While stationed in France, the Black Battalion was kept in a segregated camp with inadequate supplies for proper survival and comfort. When they became ill and needed medical care, doctors refused to help them. Some men even went missing and it was later discovered, they had been murdered by their own white allies. When the war ended, many of these courageous men returned home, but to their disappointment were met with the same hate they received before they left. Many men who served in the Black battalion considered themselves failures because of how they were treated when they returned to Canada. They weren’t recognized and celebrated for their significant contributions to the war efforts and their loyal service. Instead, they continued to endure a lifetime of anti-Black hate, systemic racism and discrimination. Whether or not the Black Battalion knew it at the time, their impact and legacy were huge–they had laid the foundation for future social change and social justice. Today, thanks to their legacy, in the Canadian military, Black Canadians can hold any position that they’re qualified for. 

In 2018, my family and I travelled to Supt, France to visit the forest, where my great-grandfather was stationed. They were stationed, ironically, in “Forêt de la Joux”, which translates to “The Forest of Joy”. We learned there they were armed with axes and shovels instead of guns. The construction corp quickly got to work building rail lines, trenches, and bridges for the white soldiers they expected to fight alongside. 

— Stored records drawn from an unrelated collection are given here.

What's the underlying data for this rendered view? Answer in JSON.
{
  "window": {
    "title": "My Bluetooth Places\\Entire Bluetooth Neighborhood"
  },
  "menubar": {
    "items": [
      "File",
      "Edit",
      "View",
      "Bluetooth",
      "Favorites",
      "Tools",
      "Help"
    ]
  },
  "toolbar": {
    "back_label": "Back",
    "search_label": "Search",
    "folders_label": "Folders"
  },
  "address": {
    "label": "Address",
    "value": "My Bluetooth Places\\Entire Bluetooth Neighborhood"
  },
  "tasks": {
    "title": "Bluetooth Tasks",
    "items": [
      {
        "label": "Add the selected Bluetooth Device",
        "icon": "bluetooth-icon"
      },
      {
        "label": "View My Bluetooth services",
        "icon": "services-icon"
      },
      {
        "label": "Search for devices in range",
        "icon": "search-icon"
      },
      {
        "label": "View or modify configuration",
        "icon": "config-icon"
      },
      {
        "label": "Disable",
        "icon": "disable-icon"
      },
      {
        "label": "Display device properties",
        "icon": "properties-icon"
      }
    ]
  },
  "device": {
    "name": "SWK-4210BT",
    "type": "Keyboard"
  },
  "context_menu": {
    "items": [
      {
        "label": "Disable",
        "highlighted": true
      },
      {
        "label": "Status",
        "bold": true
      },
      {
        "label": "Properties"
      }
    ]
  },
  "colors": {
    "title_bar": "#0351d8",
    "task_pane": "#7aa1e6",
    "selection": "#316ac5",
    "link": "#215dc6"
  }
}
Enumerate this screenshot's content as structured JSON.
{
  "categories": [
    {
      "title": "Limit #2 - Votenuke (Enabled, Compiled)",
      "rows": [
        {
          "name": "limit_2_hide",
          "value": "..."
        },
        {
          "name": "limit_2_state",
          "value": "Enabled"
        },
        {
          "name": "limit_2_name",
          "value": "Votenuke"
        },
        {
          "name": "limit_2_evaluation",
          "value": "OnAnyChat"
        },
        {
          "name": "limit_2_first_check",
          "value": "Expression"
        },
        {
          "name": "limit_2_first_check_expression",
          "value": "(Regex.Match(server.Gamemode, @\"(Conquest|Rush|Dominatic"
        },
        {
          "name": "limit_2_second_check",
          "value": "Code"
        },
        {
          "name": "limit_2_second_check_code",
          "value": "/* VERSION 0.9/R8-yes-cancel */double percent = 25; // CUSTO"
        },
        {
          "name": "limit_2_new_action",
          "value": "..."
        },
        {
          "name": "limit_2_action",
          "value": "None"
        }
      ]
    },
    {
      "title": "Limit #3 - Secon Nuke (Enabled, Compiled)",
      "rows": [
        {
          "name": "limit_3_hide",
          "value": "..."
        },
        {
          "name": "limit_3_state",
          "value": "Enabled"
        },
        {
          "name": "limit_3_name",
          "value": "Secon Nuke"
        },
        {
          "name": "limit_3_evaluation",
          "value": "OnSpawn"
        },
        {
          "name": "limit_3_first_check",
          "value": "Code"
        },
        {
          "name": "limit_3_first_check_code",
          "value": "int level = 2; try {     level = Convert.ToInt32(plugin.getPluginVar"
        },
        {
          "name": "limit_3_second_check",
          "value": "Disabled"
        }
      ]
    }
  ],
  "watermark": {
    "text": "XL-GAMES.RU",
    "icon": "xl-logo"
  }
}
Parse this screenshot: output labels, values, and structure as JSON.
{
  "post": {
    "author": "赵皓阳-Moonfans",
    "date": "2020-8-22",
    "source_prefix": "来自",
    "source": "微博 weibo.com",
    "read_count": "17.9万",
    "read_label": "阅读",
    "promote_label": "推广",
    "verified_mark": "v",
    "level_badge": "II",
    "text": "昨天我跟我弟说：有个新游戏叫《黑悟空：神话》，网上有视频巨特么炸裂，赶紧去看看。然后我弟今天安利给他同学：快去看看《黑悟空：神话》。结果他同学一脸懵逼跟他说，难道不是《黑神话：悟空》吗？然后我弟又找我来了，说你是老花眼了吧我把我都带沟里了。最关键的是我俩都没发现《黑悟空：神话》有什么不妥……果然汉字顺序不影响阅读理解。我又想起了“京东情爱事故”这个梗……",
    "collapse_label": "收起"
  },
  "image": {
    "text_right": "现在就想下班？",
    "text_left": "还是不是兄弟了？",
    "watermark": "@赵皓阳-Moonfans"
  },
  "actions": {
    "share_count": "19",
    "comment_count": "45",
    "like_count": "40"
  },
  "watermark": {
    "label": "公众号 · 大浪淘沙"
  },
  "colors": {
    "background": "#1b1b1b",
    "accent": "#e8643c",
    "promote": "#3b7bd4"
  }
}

Despite the less-than-ideal conditions, for my great-grandfather, this was an adventure of a lifetime. I can only imagine he was happier outdoors. As a son of Louisiana slaves who escaped slavery through the underground railroad, innately he knew how to survive outdoors with nothing. Surprisingly, this wasn’t the first time he had been overseas. In his youth, he had snuck onto boats venturing to Europe to explore the world beyond his difficult life in the maritimes. It seems as though adventure was a way for him to escape the all too familiar climate of racism that Black Canadians faced every day. I believe nature and the outdoors saved him and gave him a sense of critical hope. 

The thing about nature is despite your whole world falling apart around you if you let it, it will always find a way to heal you and bring you joy. While visiting la Forêt de la Joux, it was easy to imagine all the cracks in the trees where the joyful sun would have snuck through and hit my great-grandfather’s face simply to tell him that everything was going to be okay. Sure enough, he’d return home to New Brunswick and have 11 children. One of which is my Papa, Blair Dixon, who despite much rejection due to the colour of his skin, and determined to never give up, became one of the first Black-ordained Anglican ministers in Canada. 

To close, I’d like to introduce you to a significant figure who has helped me better understand what the Black Battalion endured many years ago. Her name is Dr. Wanda Thomas Bernard. Dr. Bernard is a Canadian Senator, and a highly regarded social worker, educator, researcher, community activist and advocate of social change. She presented a very powerful address at the No. 2 Construction Battalion National Apology back in July 2022. 

I had the pleasure of attending the long-anticipated event in Truro, Nova Scotia alongside my uncle, Lance Dixon and my papa, Blair Dixon. We were there, among many other descendants on behalf of the Black Battalion, to hear and accept Canada’s long-overdue apology for the poor treatment of these men. I have a clip of Dr. Bernard’s speech that I’d like to share with you. She doesn’t know it, but I have since coined this speech as her “Imagine” speech. In this brief clip, she invites you to imagine what life was like for African Nova Scotians in 1915. 

Imagine. For my great-grandfather, he didn’t have the privilege of imagining. He lived it.

Throughout your life—I encourage you to keep imagining what life is like to walk through this world as a person of colour. I want to invite you to imagine what life was like for my great-grandfather, those he fought with, what they truly fought for, and the cost each of them paid to live in a world where every human could perhaps one day be free. 

Imagining leads to empathy, empathy leads to action, and action leads to change. The future begins here. Thank you.